The Obama Administration today announced a $26 million multi-agency Advanced Manufacturing Jobs and Innovation Accelerator Challenge to foster innovation-fueled job creation through public-private partnerships. These coordinated investments will help catalyze and leverage private capital, build an entrepreneurial ecosystem, and promote cluster-based development in regions across the United States. This is the third round of the Jobs Accelerator competition, which is being funded by the U.S. Department of Commerce’s Economic Development Administration (EDA) and National Institute of Standards and Technology (NIST); the U.S. Department of Energy; the U.S. Department of Labor’s Employment and Training Administration; the Small Business Administration; and the National Science Foundation (NSF).
“This $26 million Accelerator Challenge is yet another example of the Obama Administration’s commitment to supporting American manufacturers in building things here and selling them everywhere,” said U.S. Commerce Secretary John Bryson. “We are so pleased to join with our federal agency partners to further strengthen the American manufacturing sector, which creates high quality, good paying jobs. Commerce’s Economic Development Administration has a strong record of investing in regional innovation clusters that foster the job creation and business development crucial to an economy that is built to last. This Challenge further bolsters our efforts and builds on the momentum we have seen in the manufacturing sector in recent months, including the 489,000 U.S. manufacturing jobs that have been added since January 2010.”
Advanced manufacturing is critical to the health of the national economy and provides essential goods and equipment directly to consumers as well as to a wide range of industries, including the energy production, agriculture, medical and computing industries, and the security and intelligence sectors.
“The Accelerator Challenge is one way the federal government is helping to support the manufacturing industry, a vital source of middle-class jobs,” said Secretary of Labor Hilda L. Solis. “The innovative products developed as a result of this federal grant program will help our economy maintain its global competitive advantage, while also creating jobs at home.”
Manufacturing accounts for 70 percent of private-sector R&D and 60 percent of U.S. exports–including a record $1.2 trillion in goods exported in 2011. Over the past 25 months, manufacturers have created nearly half a million jobs–the best streak since 1995. The Jobs Accelerator Challenge is designed to assist the development and implementation of regionally-driven economic development strategies that will support advanced manufacturing and cluster development. The goal is to create jobs, grow the economy, and enhance the competitiveness of U.S. manufacturers in the global marketplace.
“’Made in America’ is making a comeback,” said SBA Administrator Karen Mills. “The Advanced Manufacturing Jobs Accelerator is an opportunity to build on the momentum we’re seeing in U.S. manufacturing and to support small businesses and local economies through regional innovation clusters. By working with other federal agencies, we can link, leverage, and align our resources to give small businesses the tools they need to work together, grow and create jobs in the manufacturing sector.”

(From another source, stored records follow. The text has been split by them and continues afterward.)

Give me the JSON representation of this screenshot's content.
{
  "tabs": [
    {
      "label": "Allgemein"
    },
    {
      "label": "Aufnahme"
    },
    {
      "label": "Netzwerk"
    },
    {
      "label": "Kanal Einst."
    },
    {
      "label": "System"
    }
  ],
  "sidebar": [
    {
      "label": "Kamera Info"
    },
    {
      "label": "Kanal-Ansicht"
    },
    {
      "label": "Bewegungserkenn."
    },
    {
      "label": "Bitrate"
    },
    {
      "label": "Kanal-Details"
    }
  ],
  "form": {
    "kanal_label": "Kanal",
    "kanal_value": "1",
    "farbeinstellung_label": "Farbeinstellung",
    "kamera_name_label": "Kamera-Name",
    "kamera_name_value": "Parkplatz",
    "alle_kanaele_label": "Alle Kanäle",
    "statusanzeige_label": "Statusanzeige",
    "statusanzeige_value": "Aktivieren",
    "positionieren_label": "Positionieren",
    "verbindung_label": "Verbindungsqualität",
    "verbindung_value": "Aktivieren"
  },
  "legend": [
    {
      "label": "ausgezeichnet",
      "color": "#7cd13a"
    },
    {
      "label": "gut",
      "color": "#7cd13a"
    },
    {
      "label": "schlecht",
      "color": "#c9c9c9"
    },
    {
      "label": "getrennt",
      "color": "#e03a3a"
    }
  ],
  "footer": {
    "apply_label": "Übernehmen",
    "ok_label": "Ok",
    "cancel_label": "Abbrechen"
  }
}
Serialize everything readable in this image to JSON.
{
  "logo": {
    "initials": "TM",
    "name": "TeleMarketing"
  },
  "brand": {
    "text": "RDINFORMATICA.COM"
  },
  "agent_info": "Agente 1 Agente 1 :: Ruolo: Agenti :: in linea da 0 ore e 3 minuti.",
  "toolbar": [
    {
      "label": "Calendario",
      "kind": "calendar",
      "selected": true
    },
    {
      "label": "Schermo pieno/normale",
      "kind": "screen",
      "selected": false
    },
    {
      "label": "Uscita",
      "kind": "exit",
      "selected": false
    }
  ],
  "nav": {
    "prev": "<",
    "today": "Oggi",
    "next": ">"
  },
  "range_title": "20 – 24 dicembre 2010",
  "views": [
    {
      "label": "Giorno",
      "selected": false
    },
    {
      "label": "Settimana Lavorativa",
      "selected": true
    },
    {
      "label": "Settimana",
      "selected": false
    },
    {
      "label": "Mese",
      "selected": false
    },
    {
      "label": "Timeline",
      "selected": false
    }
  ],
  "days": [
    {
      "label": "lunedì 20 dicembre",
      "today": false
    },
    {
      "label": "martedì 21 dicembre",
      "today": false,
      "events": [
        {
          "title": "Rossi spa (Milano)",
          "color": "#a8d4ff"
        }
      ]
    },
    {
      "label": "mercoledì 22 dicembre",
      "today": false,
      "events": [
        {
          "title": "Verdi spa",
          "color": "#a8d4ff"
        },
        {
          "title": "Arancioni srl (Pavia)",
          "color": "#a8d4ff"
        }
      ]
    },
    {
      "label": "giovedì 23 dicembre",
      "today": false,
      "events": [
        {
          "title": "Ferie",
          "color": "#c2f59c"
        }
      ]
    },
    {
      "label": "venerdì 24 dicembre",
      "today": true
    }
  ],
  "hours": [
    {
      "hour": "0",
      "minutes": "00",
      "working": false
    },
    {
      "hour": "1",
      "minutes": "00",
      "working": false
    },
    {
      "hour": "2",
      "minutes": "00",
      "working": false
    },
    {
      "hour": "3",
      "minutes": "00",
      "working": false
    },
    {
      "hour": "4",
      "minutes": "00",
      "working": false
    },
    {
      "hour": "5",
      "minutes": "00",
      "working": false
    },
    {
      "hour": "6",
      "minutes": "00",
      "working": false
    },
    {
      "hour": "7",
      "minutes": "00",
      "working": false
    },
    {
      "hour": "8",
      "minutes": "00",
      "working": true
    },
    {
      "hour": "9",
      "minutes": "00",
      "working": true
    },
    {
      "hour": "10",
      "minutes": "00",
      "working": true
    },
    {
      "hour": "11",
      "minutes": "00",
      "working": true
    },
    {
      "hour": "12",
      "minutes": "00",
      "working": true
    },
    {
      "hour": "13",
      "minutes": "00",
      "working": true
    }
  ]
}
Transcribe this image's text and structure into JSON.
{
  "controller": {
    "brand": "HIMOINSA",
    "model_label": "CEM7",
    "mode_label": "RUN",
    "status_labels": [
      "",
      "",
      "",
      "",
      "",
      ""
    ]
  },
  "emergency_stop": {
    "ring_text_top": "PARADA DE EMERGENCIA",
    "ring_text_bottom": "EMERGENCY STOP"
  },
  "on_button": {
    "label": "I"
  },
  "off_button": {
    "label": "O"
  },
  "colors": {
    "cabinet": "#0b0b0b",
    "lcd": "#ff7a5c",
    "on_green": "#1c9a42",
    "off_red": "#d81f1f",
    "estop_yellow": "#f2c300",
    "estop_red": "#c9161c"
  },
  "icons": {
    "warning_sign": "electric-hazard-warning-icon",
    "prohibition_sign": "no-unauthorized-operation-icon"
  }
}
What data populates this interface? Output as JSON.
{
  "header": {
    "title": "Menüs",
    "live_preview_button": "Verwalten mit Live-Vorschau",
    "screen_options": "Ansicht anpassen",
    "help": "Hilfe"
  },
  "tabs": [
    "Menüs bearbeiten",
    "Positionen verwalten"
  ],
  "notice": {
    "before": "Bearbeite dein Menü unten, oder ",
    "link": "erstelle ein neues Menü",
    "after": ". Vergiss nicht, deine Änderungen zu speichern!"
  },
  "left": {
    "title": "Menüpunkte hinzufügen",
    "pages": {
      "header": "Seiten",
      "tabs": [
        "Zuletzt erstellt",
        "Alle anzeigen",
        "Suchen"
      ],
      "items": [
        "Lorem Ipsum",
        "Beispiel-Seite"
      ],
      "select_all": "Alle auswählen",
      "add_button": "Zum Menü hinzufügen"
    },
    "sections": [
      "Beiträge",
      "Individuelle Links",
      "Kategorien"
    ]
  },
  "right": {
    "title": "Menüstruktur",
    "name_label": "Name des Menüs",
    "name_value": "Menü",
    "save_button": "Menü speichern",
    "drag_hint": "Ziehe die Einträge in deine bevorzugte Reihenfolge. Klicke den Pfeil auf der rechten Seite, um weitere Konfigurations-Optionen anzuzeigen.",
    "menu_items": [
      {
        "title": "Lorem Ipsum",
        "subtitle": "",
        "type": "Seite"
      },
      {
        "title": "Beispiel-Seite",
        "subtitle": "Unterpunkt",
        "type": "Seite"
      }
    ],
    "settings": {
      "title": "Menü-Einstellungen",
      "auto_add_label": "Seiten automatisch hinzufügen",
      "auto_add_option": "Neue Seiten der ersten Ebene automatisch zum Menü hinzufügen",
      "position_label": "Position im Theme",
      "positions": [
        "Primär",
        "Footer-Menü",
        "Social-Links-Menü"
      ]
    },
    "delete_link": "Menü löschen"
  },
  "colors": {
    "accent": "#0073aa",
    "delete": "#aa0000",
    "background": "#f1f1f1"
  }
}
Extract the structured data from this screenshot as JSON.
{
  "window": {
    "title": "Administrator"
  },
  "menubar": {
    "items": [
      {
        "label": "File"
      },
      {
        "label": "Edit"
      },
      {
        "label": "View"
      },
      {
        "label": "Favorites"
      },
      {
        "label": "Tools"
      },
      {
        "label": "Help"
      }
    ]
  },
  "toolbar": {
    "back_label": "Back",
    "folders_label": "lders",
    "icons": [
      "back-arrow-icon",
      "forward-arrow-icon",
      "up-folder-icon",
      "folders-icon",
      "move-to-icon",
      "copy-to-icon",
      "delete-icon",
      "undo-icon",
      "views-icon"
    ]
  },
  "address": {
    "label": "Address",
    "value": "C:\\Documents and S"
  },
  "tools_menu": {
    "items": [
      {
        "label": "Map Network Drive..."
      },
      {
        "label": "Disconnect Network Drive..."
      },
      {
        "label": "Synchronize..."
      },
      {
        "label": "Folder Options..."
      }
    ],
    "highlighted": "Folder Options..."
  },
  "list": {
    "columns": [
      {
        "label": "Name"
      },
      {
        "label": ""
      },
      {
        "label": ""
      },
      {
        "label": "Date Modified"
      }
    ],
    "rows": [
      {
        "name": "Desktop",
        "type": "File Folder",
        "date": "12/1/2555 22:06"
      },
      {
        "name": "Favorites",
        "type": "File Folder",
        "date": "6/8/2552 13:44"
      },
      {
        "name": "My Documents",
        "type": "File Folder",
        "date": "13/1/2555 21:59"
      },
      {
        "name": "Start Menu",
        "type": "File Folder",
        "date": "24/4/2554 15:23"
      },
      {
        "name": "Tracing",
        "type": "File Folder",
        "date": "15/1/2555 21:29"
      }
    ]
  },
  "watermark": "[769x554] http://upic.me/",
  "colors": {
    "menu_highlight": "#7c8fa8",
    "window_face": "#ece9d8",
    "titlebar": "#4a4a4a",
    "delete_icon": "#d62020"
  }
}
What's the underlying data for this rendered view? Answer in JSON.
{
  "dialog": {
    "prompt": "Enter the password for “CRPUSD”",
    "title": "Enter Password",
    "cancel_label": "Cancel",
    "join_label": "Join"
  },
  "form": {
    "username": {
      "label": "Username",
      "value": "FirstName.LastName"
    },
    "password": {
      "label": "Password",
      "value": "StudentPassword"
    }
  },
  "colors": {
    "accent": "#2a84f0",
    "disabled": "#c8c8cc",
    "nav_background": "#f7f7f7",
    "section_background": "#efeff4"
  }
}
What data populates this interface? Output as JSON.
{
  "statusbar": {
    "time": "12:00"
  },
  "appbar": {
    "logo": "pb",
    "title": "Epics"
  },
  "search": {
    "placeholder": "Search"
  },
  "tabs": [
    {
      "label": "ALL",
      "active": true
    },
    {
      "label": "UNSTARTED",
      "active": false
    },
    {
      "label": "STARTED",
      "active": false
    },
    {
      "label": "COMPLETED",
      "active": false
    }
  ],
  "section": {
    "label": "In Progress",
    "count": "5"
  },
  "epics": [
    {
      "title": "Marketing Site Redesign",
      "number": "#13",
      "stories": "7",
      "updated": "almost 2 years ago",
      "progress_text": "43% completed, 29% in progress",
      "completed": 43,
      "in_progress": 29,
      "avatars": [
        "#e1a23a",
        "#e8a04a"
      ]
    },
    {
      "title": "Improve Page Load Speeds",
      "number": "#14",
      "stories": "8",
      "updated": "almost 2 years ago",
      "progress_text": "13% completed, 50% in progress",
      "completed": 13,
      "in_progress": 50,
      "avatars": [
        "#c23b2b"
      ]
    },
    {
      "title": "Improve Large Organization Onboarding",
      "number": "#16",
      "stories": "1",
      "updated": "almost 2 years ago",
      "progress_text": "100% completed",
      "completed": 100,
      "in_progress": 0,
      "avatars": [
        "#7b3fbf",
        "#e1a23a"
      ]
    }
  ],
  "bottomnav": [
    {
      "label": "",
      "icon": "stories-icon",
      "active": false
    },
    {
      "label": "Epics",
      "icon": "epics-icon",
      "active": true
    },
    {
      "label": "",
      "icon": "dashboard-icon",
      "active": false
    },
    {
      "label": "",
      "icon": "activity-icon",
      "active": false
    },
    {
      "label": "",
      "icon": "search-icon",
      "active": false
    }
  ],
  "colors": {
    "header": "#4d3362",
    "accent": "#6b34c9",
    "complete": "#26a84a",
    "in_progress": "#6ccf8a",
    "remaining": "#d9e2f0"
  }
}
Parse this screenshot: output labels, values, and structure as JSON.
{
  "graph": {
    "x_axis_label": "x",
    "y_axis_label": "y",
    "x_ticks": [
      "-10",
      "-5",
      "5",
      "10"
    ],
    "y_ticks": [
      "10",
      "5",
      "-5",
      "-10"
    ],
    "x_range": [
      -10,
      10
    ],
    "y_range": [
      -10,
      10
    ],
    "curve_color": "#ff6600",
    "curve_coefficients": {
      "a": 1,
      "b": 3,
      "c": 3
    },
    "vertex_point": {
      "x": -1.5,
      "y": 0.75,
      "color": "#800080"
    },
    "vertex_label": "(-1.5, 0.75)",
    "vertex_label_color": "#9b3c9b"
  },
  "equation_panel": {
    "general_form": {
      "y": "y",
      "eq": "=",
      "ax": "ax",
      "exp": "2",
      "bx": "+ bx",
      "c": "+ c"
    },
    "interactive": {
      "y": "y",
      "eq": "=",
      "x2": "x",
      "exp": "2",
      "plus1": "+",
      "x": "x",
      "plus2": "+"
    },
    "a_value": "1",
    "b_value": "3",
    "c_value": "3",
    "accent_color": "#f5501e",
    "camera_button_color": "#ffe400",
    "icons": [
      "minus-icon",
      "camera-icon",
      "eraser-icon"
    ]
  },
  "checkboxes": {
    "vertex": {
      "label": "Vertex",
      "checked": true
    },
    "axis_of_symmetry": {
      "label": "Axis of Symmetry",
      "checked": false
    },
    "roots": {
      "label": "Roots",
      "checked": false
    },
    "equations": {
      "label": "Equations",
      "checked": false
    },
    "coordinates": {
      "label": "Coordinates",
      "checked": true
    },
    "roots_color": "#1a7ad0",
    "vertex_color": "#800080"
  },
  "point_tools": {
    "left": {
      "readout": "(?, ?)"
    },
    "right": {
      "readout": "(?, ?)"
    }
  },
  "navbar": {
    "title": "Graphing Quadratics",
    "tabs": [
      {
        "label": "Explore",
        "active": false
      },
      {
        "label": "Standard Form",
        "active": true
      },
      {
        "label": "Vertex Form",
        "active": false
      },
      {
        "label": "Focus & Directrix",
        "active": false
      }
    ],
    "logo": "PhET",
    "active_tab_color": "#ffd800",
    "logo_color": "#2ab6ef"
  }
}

Approximately 12 projects are expected to be chosen through a competitive inter-agency grant process. Applicants are encouraged to submit proposals that will help grow a region’s industry clusters by strengthening connections to regional economic development opportunities and advanced manufacturing assets; enhance a region’s capacity to create high-quality sustainable jobs; develop a skilled and diverse advanced manufacturing workforce; increase exports; encourage the development of small businesses; and accelerate technological innovation.
“Through this partnership, the National Science Foundation will connect innovations from NSF-supported advanced manufacturing research with stakeholders who can accelerate technology commercialization and economic growth,” said Thomas Peterson, NSF Assistant Director for Engineering. “NSF is making available up to $1 million for existing NSF Small Business Innovation Research (SBIR) and Small Business Technology Transfer (STTR) Phase II grantees that are part of winning projects.
The deadline for applications is July 9, 2012, and guidelines for submissions are accessible here . In addition to the six funding partners, the initiative is supported by eight other Federal agencies: U.S. Departments of Agriculture, Education, Housing and Urban Development; Environmental Protection Agency; Denali Commission; and the U.S. Department of Commerce’s International Trade Administration (ITA), Minority Business Development Administration (MBDA), and U.S. Patent and Trademark Office (USPTO).
“As President Obama made clear, an American economy built to last will depend on American manufacturing, American energy and skills for American workers,” said U.S. Energy Secretary Steven Chu. “This is why the Energy Department invests in innovative, public-private initiatives like the Advanced Manufacturing Jobs and Innovation Accelerator Challenge that support American leadership and competitiveness in manufacturing.”
As part of President Obama’s commitment to putting more people back to work and creating an economy built to last, the Administration has invested over $200 million promoting regional innovation clusters. The Administration also created an interagency task force, known as the Taskforce for the Advancement of Regional Innovation Clusters (TARIC), to develop and administer interagency grant competitions. More than a dozen federal agencies have participated in TARIC-led grant competitions by providing grant funding or other forms of support to the winners of the Jobs and Innovation Accelerator Challenges.